Why do my allergies change as I age?
By Sara Chodosh
This child and adult probably have very different immune responses to the flowers surrounding them.
If we were to sum up allergies with an emoji, it’d be a shrug. We know so little about them, and yet tens of millions of Americans experience allergies of some kind or another throughout their lives. They come. They go. They evolve slowly or shift rapidly. Perhaps the only constant is that they’re becoming more common.
But there is some positive news for allergy sufferers everywhere.
"The only good thing about getting older is that, in many cases, allergies are less prevalent," says Clifford Bassett, medical director of Allergy & Asthma Care of NY and an allergy specialist at New York University. Changes inside and outside our bodies as we age affect the way we react to potential irritants from ragweed to crab to dogs. Why? Well, that's a little more complicated, and there's more than one possible reason that your allergy status just switched.
You outgrew it
Around 60 to 80 percent of kids with milk and egg allergies outgrow them by age 16. Only 20 percent of kids with peanut allergies do so, and only 14 percent of those allergic to tree nuts. Just 4 or 5 percent outgrow a shellfish allergy.
Why? Unfortunately, the answer is that we mostly have no idea. We know some general associations—the earlier a child has an adverse reaction to food, the more like they are to outgrow it—but scientists don't yet understand why some kids age out of their reactions and others don't. We do know that early exposure to small amounts of food allergens, especially peanuts, helps prevent allergies in the first place. But we have no idea how to actively reverse them once they happen. If you get allergies as a kid, you just have to wait and see if your tolerances change in the future.
One of the few things researchers have observed is that there does seem to be a time limit to ridding yourself of childhood allergies—if you haven’t outgrown an allergy by your teens, you’re likely to have it for life.
You're moving to new places
Allergies, especially the seasonal variety, can change a lot over a lifetime, but it might not have anything to do with your body. Every place you live has its own set of allergens, so moving from one town to the next will likely change your allergies too. Teens moving out of their parents' houses or adults changing jobs may experience a sudden surge of allergies, or sweet, sneeze-less relief.
It also takes time to become allergic to things. You may not feel a reaction to ragweed during your first summer in Tennessee, but have a full-blown allergy the next. That’s because you became sensitized one year and reacted the next. Similarly, you may visit someone with a dog and seem fine, but sneeze constantly the next time you hang out at their home.
You're just allergy-prone
Some people are just unlucky. Again, we have no idea why, but clearly a subset of humans have immune systems primed to identify allergens as potential dangers, giving those poor folks a whole host of allergies while others go sneeze-free.

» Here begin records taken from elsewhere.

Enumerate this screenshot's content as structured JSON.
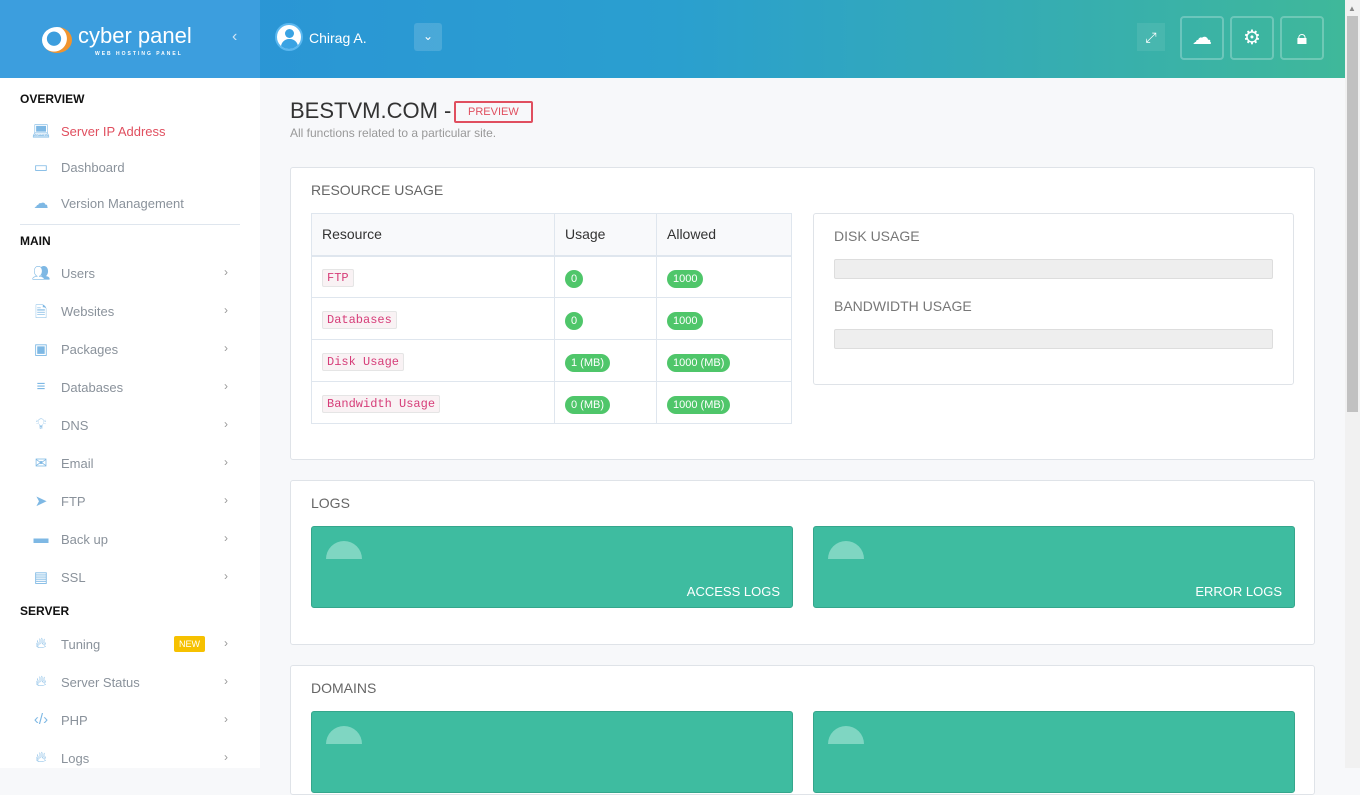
{
  "brand": {
    "name": "cyber panel",
    "tagline": "WEB HOSTING PANEL"
  },
  "user": {
    "name": "Chirag A."
  },
  "sidebar": {
    "sections": [
      "OVERVIEW",
      "MAIN",
      "SERVER"
    ],
    "overview": [
      {
        "label": "Server IP Address",
        "icon": "laptop-icon"
      },
      {
        "label": "Dashboard",
        "icon": "monitor-icon"
      },
      {
        "label": "Version Management",
        "icon": "cloud-upload-icon"
      }
    ],
    "main": [
      {
        "label": "Users"
      },
      {
        "label": "Websites"
      },
      {
        "label": "Packages"
      },
      {
        "label": "Databases"
      },
      {
        "label": "DNS"
      },
      {
        "label": "Email"
      },
      {
        "label": "FTP"
      },
      {
        "label": "Back up"
      },
      {
        "label": "SSL"
      }
    ],
    "server": [
      {
        "label": "Tuning",
        "badge": "NEW"
      },
      {
        "label": "Server Status"
      },
      {
        "label": "PHP"
      },
      {
        "label": "Logs"
      }
    ]
  },
  "page": {
    "title": "BESTVM.COM -",
    "badge": "PREVIEW",
    "subtitle": "All functions related to a particular site."
  },
  "resource": {
    "title": "RESOURCE USAGE",
    "headers": [
      "Resource",
      "Usage",
      "Allowed"
    ],
    "rows": [
      [
        "FTP",
        "0",
        "1000"
      ],
      [
        "Databases",
        "0",
        "1000"
      ],
      [
        "Disk Usage",
        "1 (MB)",
        "1000 (MB)"
      ],
      [
        "Bandwidth Usage",
        "0 (MB)",
        "1000 (MB)"
      ]
    ],
    "disk_label": "DISK USAGE",
    "bandwidth_label": "BANDWIDTH USAGE",
    "disk_percent": 0,
    "bandwidth_percent": 0
  },
  "logs": {
    "title": "LOGS",
    "tiles": [
      "ACCESS LOGS",
      "ERROR LOGS"
    ]
  },
  "domains": {
    "title": "DOMAINS"
  },
  "colors": {
    "accent": "#3ebca0",
    "active": "#e04f5f",
    "badge": "#4fc66a"
  }
}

People with one allergy are far more likely to develop another, and as far as we can tell there's no way to avoid that unless you prevent exposure altogether. And since most of us don't want to live in bubbles, that means allergy-prone folks are likely to suffer the sniffles their whole lives.
This is distinct, however, from atopy. Atopy is a genetic predisposition to acquiring allergies that essentially means that nearly everything you come in contact with allergen-wise will become a full-blown allergy. Getting a dog? You’ll be allergic soon. Moving house? Enjoy the new outdoor allergies. Atopic people are also more likely to have eczema and asthma. Corticosteroids can sometimes help, as can allergy shots, but it’s still often a lifelong affliction.

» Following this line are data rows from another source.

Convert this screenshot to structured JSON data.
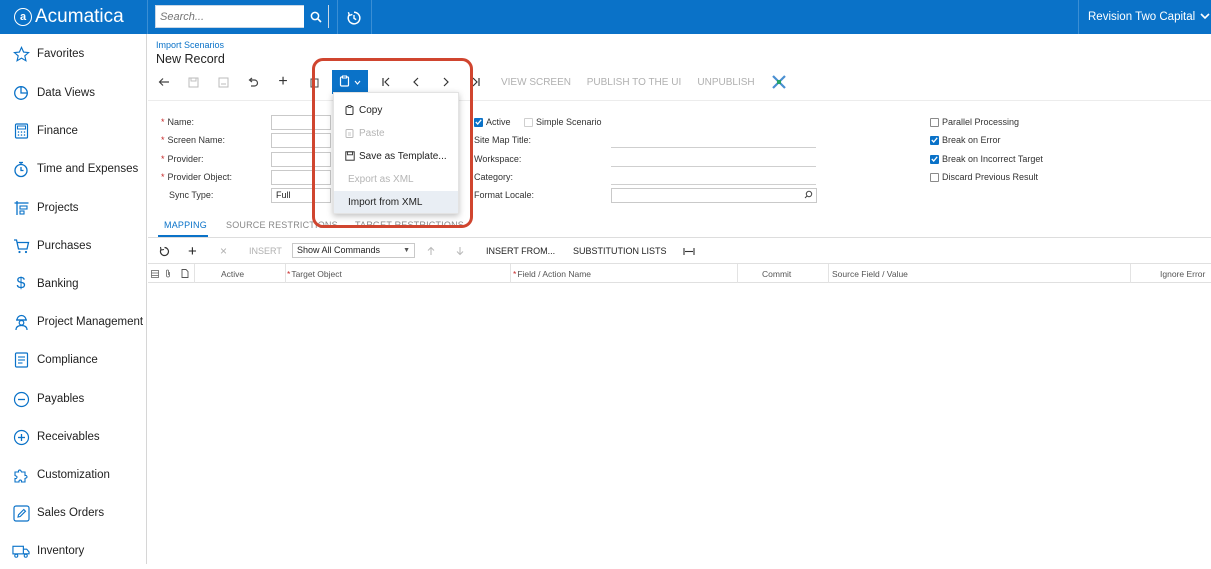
{
  "app": {
    "brand": "Acumatica",
    "company": "Revision Two Capital"
  },
  "search": {
    "placeholder": "Search..."
  },
  "sidebar": {
    "items": [
      {
        "label": "Favorites",
        "icon": "star-icon"
      },
      {
        "label": "Data Views",
        "icon": "pie-chart-icon"
      },
      {
        "label": "Finance",
        "icon": "calculator-icon"
      },
      {
        "label": "Time and Expenses",
        "icon": "stopwatch-icon"
      },
      {
        "label": "Projects",
        "icon": "projects-icon"
      },
      {
        "label": "Purchases",
        "icon": "cart-icon"
      },
      {
        "label": "Banking",
        "icon": "dollar-icon"
      },
      {
        "label": "Project Management",
        "icon": "worker-icon"
      },
      {
        "label": "Compliance",
        "icon": "document-icon"
      },
      {
        "label": "Payables",
        "icon": "minus-circle-icon"
      },
      {
        "label": "Receivables",
        "icon": "plus-circle-icon"
      },
      {
        "label": "Customization",
        "icon": "puzzle-icon"
      },
      {
        "label": "Sales Orders",
        "icon": "pencil-icon"
      },
      {
        "label": "Inventory",
        "icon": "truck-icon"
      }
    ]
  },
  "page": {
    "breadcrumb": "Import Scenarios",
    "title": "New Record"
  },
  "toolbar": {
    "view_screen": "VIEW SCREEN",
    "publish": "PUBLISH TO THE UI",
    "unpublish": "UNPUBLISH"
  },
  "form": {
    "name_label": "Name:",
    "screen_name_label": "Screen Name:",
    "provider_label": "Provider:",
    "provider_object_label": "Provider Object:",
    "sync_type_label": "Sync Type:",
    "sync_type_value": "Full",
    "active_label": "Active",
    "simple_scenario_label": "Simple Scenario",
    "site_map_title_label": "Site Map Title:",
    "workspace_label": "Workspace:",
    "category_label": "Category:",
    "format_locale_label": "Format Locale:",
    "parallel_processing_label": "Parallel Processing",
    "break_on_error_label": "Break on Error",
    "break_on_incorrect_target_label": "Break on Incorrect Target",
    "discard_previous_result_label": "Discard Previous Result",
    "active_checked": true,
    "simple_scenario_checked": false,
    "parallel_processing_checked": false,
    "break_on_error_checked": true,
    "break_on_incorrect_target_checked": true,
    "discard_previous_result_checked": false
  },
  "tabs": [
    "MAPPING",
    "SOURCE RESTRICTIONS",
    "TARGET RESTRICTIONS"
  ],
  "grid_toolbar": {
    "insert": "INSERT",
    "commands_value": "Show All Commands",
    "insert_from": "INSERT FROM...",
    "substitution_lists": "SUBSTITUTION LISTS"
  },
  "grid": {
    "columns": [
      "Active",
      "Target Object",
      "Field / Action Name",
      "Commit",
      "Source Field / Value",
      "Ignore Error"
    ]
  },
  "menu": {
    "items": [
      {
        "label": "Copy",
        "enabled": true
      },
      {
        "label": "Paste",
        "enabled": false
      },
      {
        "label": "Save as Template...",
        "enabled": true
      },
      {
        "label": "Export as XML",
        "enabled": false
      },
      {
        "label": "Import from XML",
        "enabled": true
      }
    ]
  },
  "colors": {
    "brand": "#0a72c8",
    "highlight": "#d0452f",
    "required": "#c62828"
  }
}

Your body is changing
The link between hormones and allergies haven't been well studied, but some small studies and anecdotal evidence suggest that your immune system can shift a bit in response to hormonal changes. Like nearly everything hormone-related, this affects people with menstrual cycles the most. "In women, the effect of hormones, such as estrogen, may lead to a worsening of their asthma during different times of the menstrual cycle," explains Bassett. Puberty, pregnancy, and menopause are also commonly times of allergic change—at least anecdotally, since few studies on the subject exist in the literature. Asthma symptoms definitely change during these shifts in hormonal balance, and female bodies experience more autoimmune diseases and immune responses generally, which seems to indicate that female sex hormones have a significant influence on the immune system.
Bassett also notes that factors like weight gain and obesity can affect your immune system, leading to less well controlled asthma and other allergy symptoms over time. Older adults also tend to have a drop off in the kind of antibodies that instigate allergic responses, which means they may lose their reaction to a food or pollen that they used to react to powerfully. But simultaneously, lots of seniors seem to lose tolerance to foods like shellfish, even if they’d previously been able to eat crab every single day.
Or maybe we just have no idea!
And finally, let’s give one last big shrug for all the other factors that seem to influence allergies that we don’t understand at all. A significant chunk of our most-pressing allergy questions are simply unknown. Luckily, allergy research is exploding right now, so hopefully we’ll have answers to those irritating questions soon. In the meantime, if you’re suffering from allergies, get personalized help. Allergists can identify your particular issues and will suggest treatment options, all of which (if you can afford it) will help you manage your allergies better.